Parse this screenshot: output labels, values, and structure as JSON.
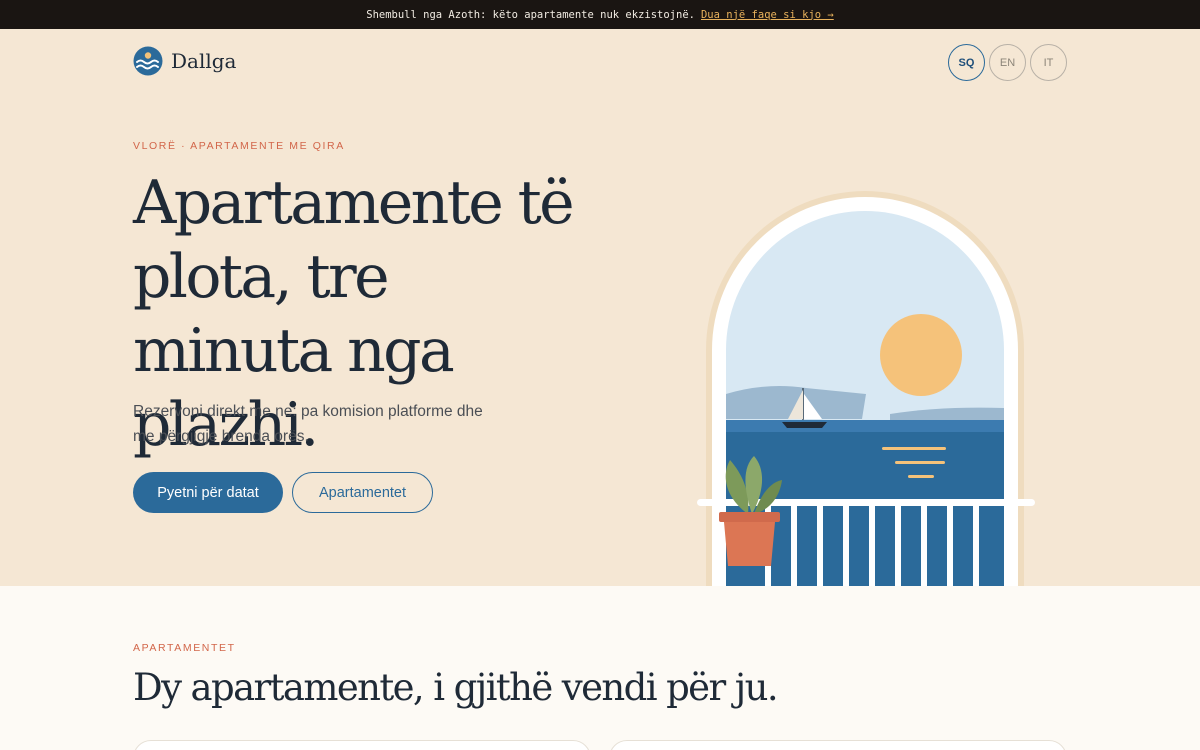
{
  "banner": {
    "message": "Shembull nga Azoth: këto apartamente nuk ekzistojnë.",
    "link_label": "Dua një faqe si kjo →"
  },
  "header": {
    "brand": "Dallga",
    "languages": [
      {
        "code": "SQ",
        "active": true
      },
      {
        "code": "EN",
        "active": false
      },
      {
        "code": "IT",
        "active": false
      }
    ]
  },
  "hero": {
    "eyebrow": "VLORË · APARTAMENTE ME QIRA",
    "title": "Apartamente të plota, tre minuta nga plazhi.",
    "text": "Rezervoni direkt me ne: pa komision platforme dhe me përgjigje brenda orës.",
    "primary_button": "Pyetni për datat",
    "secondary_button": "Apartamentet"
  },
  "apartments": {
    "eyebrow": "APARTAMENTET",
    "title": "Dy apartamente, i gjithë vendi për ju."
  },
  "colors": {
    "accent": "#2b6a9a",
    "eyebrow": "#d2664a",
    "hero_bg": "#f5e7d4",
    "section_bg": "#fdfaf5"
  }
}
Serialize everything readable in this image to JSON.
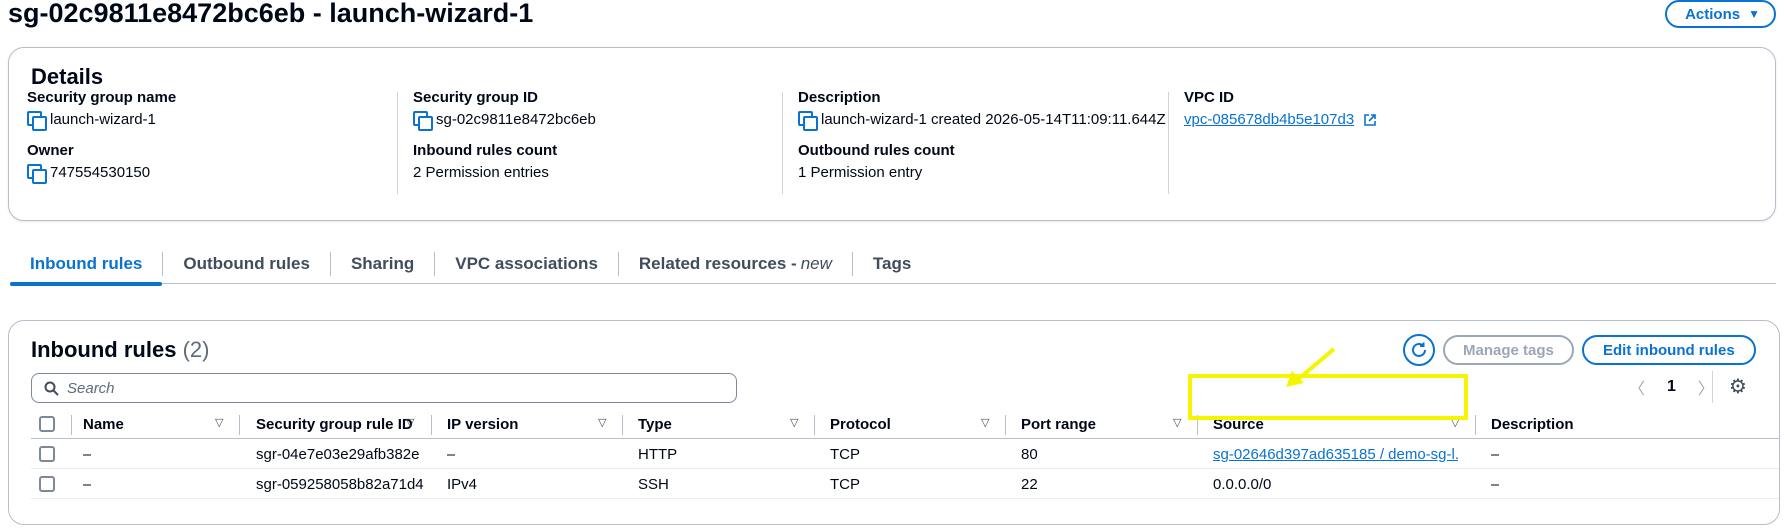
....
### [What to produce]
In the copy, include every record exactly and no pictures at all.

### [Answer]
Parse this screenshot: output labels, values, and structure as JSON.
{
  "banner": {
    "message": "Shembull nga Azoth: këto apartamente nuk ekzistojnë.",
    "link_label": "Dua një faqe si kjo →"
  },
  "header": {
    "brand": "Dallga",
    "languages": [
      {
        "code": "SQ",
        "active": true
      },
      {
        "code": "EN",
        "active": false
      },
      {
        "code": "IT",
        "active": false
      }
    ]
  },
  "hero": {
    "eyebrow": "VLORË · APARTAMENTE ME QIRA",
    "title": "Apartamente të plota, tre minuta nga plazhi.",
    "text": "Rezervoni direkt me ne: pa komision platforme dhe me përgjigje brenda orës.",
    "primary_button": "Pyetni për datat",
    "secondary_button": "Apartamentet"
  },
  "apartments": {
    "eyebrow": "APARTAMENTET",
    "title": "Dy apartamente, i gjithë vendi për ju."
  },
  "colors": {
    "accent": "#2b6a9a",
    "eyebrow": "#d2664a",
    "hero_bg": "#f5e7d4",
    "section_bg": "#fdfaf5"
  }
}
Serialize everything readable in this image to JSON.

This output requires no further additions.